Gloria Mindock is the author of the forthcoming book, La Porile Raiului (Ars Longa Press, 2010, Romania) and Blood Soaked Dresses (Ibbetson Street Press, 2007). She is editor of Cervena Barva Press and the Istanbul Literature Review, an online journal based in Istanbul, Turkey. She has had numerous publications including Poet Lore, River Styx, Phoebe, Blackbox, Poesia, Bogg, Ibbetson, WHLR, UNU: Revista de Cultura, Citadela, Aurora, and Arabesques. She has been nominated for a Pushcart Prize, St. Botolph Award, and was awarded a fellowship from the Massachusetts Cultural Council distributed by the Somerville Arts Council.
From the Preface
Passionate and rebellious, Gloria Mindock’s poetry jumps forcefully from the page, grabs the reader by the collar of his coat and holds and hangs on to his/her attention.
In unison with the poet’s heart, the nature of things is in big turmoil here, forever searching for the elusive Divine Harmony, the only force capable of rearranging the world into one of love and understanding.
In a perpetual state of sadness and grief, these poems descend to the very core of the raw discourse of the soul, devoid of artifice and pose. The stark simplicity of their statement disarms us and leaves us vulnerable in front of the bitter reality of life.
—Flavia Cosma, author of seventeen books of poetry, a novel, a travel memoir, and four books for children
The stunning thing about Mindock’s work is its overwhelming sense of the real world in real time. It’s “poetic” in its own way, well-crafted, agile, nicely balanced, but in terms of content, you move into Mindock’s world and you’re suddenly in a basic, essential reality that hardly anyone in the poetry world touches: “I see your skull veiled by a cloud/Eyelids sunk/Hands pressed on knees/Heart gone/A sight of secrets//I think living is brave/Death is a release/The dog knows -- heaven is nothing but a frill.” (“Dog Dance,” p.41). An interesting mixture of existential toughness crowned by an ultimate sense of final nothingness.

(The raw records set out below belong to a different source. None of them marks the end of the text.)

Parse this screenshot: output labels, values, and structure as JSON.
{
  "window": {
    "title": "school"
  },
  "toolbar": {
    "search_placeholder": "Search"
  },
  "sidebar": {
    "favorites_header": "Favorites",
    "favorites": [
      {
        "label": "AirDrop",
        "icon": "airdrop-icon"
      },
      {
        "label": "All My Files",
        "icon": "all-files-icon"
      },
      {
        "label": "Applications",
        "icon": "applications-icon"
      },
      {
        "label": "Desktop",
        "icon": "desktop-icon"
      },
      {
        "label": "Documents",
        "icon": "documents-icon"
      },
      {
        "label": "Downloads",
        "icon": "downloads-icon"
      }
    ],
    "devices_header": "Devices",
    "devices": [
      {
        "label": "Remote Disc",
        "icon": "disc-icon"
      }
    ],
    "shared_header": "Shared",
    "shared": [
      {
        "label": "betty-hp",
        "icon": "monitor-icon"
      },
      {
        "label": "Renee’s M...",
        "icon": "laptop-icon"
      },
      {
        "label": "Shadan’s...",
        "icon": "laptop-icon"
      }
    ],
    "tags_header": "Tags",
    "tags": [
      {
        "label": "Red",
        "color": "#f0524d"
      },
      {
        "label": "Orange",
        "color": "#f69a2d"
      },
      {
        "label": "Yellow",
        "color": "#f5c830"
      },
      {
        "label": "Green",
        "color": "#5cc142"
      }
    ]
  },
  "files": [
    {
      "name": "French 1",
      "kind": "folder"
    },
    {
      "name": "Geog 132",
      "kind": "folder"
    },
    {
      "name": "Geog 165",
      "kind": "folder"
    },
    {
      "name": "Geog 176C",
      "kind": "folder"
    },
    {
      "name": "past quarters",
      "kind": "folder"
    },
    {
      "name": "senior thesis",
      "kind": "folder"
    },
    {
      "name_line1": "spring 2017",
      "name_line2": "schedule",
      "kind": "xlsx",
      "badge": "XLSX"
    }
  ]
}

It’s interesting how Mindock’s world-view combines a dispairing sense of expanding out into the horrific Now with a vision of everything eventually dissolving into nothingness: “Living on this earth is/one big nightmare.,/This landscape frightens me./Too much death./Think about it.//I refuse to fall short of detail so/ here it is: Death of emotion/Death of love/Death of skin...//I’m going away to where I really belong./To me, this is uplifting.” (“Aftermath,” p.63).
Very few style-games here. This is poetry as a minimalist Declaration of Finality. And the very fact that Mindock doesn’t play style-games makes her vision a thousand times more effective/powerful than the word-game players who turn poetry into a kind of syntactical basketball.
In Nothing Divine Here, Mindock invokes a resurrection, the power of love to spring eternal from the hurt we all know. She looks at the personal and the political, that haunting polarity, and weaves a gentle but brave hopefulness between them.
—Afaa Michael Weaver, Simmons College
Gloria Mindock is a fearless poet. She gets right in the face, in the very nostril of death. She confronts her past lovers, her dreams, dashed or otherwise, not with cool detachment, but with a visceral lyrical and emotional engagement. She has made her pain into high art, into the high holy. Mindock, is a force to be reckoned with, so watch your back!
—Doug Holder, Arts Editor The Somerville News, Founder Ibbetson Street Press
Review by Michael Parker at Unlikely Stories: http://www.unlikelystories.org/blog/$15.00 | ISBN: 978-0-578-04760-7 | 87 Pages | In Stock